## [EXERCISE OBJECTIVE]
Every line below that holds the word "price" must be listed.

## [DATA PROVIDED]
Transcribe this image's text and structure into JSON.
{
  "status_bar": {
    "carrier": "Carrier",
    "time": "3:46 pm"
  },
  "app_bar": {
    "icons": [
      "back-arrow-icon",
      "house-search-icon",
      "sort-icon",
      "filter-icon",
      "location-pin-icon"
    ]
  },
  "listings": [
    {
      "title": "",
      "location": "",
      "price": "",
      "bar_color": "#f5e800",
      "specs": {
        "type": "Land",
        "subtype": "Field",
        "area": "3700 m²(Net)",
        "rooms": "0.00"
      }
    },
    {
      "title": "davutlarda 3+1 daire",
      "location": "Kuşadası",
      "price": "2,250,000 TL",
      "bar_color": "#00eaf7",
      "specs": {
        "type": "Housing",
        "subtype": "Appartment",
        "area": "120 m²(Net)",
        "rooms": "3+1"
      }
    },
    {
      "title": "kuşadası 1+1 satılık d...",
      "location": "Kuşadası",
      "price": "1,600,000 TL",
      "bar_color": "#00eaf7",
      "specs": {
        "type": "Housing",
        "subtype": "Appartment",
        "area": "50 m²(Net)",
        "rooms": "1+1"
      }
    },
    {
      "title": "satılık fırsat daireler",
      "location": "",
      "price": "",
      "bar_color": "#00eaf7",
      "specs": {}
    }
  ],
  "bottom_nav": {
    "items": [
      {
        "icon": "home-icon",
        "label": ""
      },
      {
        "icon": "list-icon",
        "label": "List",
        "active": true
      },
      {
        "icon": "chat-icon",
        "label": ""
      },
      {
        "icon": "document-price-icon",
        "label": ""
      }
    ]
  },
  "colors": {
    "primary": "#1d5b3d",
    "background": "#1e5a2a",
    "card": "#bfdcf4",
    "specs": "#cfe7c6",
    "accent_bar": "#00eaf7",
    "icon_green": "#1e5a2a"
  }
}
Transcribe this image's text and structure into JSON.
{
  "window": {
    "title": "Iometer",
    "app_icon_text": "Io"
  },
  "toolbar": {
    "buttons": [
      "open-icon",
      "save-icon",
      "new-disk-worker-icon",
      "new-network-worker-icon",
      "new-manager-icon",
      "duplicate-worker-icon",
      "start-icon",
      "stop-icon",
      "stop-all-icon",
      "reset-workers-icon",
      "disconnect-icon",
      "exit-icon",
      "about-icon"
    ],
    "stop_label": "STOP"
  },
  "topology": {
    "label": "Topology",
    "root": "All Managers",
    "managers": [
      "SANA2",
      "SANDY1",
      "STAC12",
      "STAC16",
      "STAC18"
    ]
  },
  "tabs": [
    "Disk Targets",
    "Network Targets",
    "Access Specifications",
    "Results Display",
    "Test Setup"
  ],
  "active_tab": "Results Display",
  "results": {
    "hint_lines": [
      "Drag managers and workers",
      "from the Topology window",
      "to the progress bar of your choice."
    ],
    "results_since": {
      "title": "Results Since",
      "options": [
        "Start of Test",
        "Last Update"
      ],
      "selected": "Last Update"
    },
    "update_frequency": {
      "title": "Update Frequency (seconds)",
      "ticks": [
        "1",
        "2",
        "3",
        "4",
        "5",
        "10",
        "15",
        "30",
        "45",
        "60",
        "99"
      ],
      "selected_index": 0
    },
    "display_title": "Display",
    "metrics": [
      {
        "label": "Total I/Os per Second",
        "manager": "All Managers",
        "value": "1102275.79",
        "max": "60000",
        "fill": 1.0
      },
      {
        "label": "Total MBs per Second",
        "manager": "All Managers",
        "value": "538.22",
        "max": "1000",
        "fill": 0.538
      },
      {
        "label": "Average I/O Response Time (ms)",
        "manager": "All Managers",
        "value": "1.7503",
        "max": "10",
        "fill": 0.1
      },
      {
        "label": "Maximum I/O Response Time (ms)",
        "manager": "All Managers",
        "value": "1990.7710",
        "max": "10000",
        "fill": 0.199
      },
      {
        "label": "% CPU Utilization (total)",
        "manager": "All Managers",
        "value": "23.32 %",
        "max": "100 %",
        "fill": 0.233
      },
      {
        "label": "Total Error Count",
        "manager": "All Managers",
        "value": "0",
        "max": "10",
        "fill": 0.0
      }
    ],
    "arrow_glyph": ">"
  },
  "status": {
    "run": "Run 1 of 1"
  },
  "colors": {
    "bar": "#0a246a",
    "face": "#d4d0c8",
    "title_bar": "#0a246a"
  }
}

## [SOLUTION FOR THIS PROBLEM]
      "price": "",
      "price": "2,250,000 TL",
      "price": "1,600,000 TL",
      "price": "",
        "icon": "document-price-icon",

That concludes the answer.